U.S. Classification137/271, 137/504, 137/515.5, 239/267, 285/73, 239/71, 138/46, 285/913, 239/542, 137/513.5, 137/496
International ClassificationF16K25/02, F16K27/02, E03C1/10, G05D7/01, F16K15/14
Cooperative ClassificationY10T137/7856, Y10T137/7848, Y10T137/7783, Y10T137/7792, Y10T137/5283, Y10S285/913, F16K15/141, F16K27/0209, E03C1/104, F16K25/02, G05D7/0106
European ClassificationE03C1/10B, F16K25/02, F16K27/02B, F16K15/14G, G05D7/01B, E03C1/10
Legal Events
DateCodeEventDescription
Jul 26, 1994CCCertificate of correction
Apr 14, 1997FPAYFee payment
Year of fee payment: 4
Aug 22, 2001FPAYFee payment
Year of fee payment: 8
Oct 5, 2005REMIMaintenance fee reminder mailed
Mar 22, 2006LAPSLapse for failure to pay maintenance fees
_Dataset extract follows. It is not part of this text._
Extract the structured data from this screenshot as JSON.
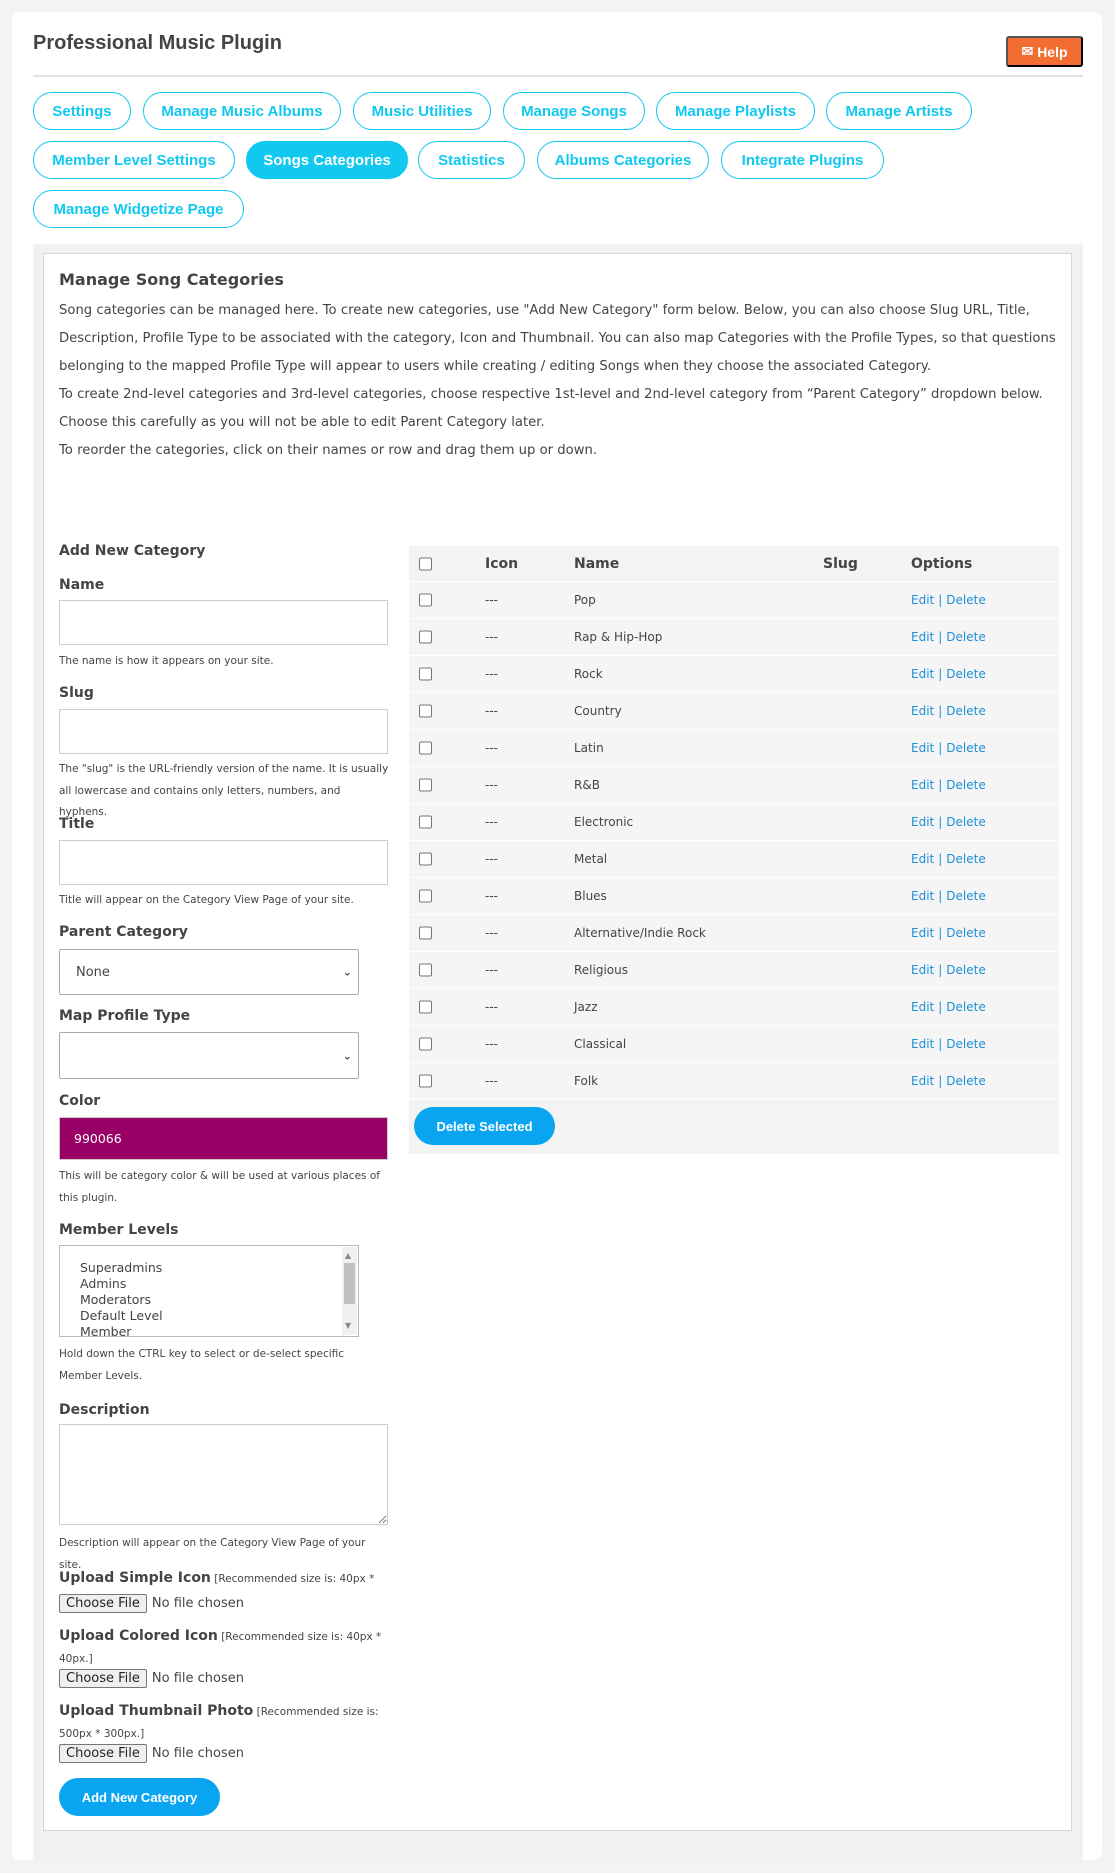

May 16, 2006FPExpired due to failure to pay maintenance fee
Effective date: 20060322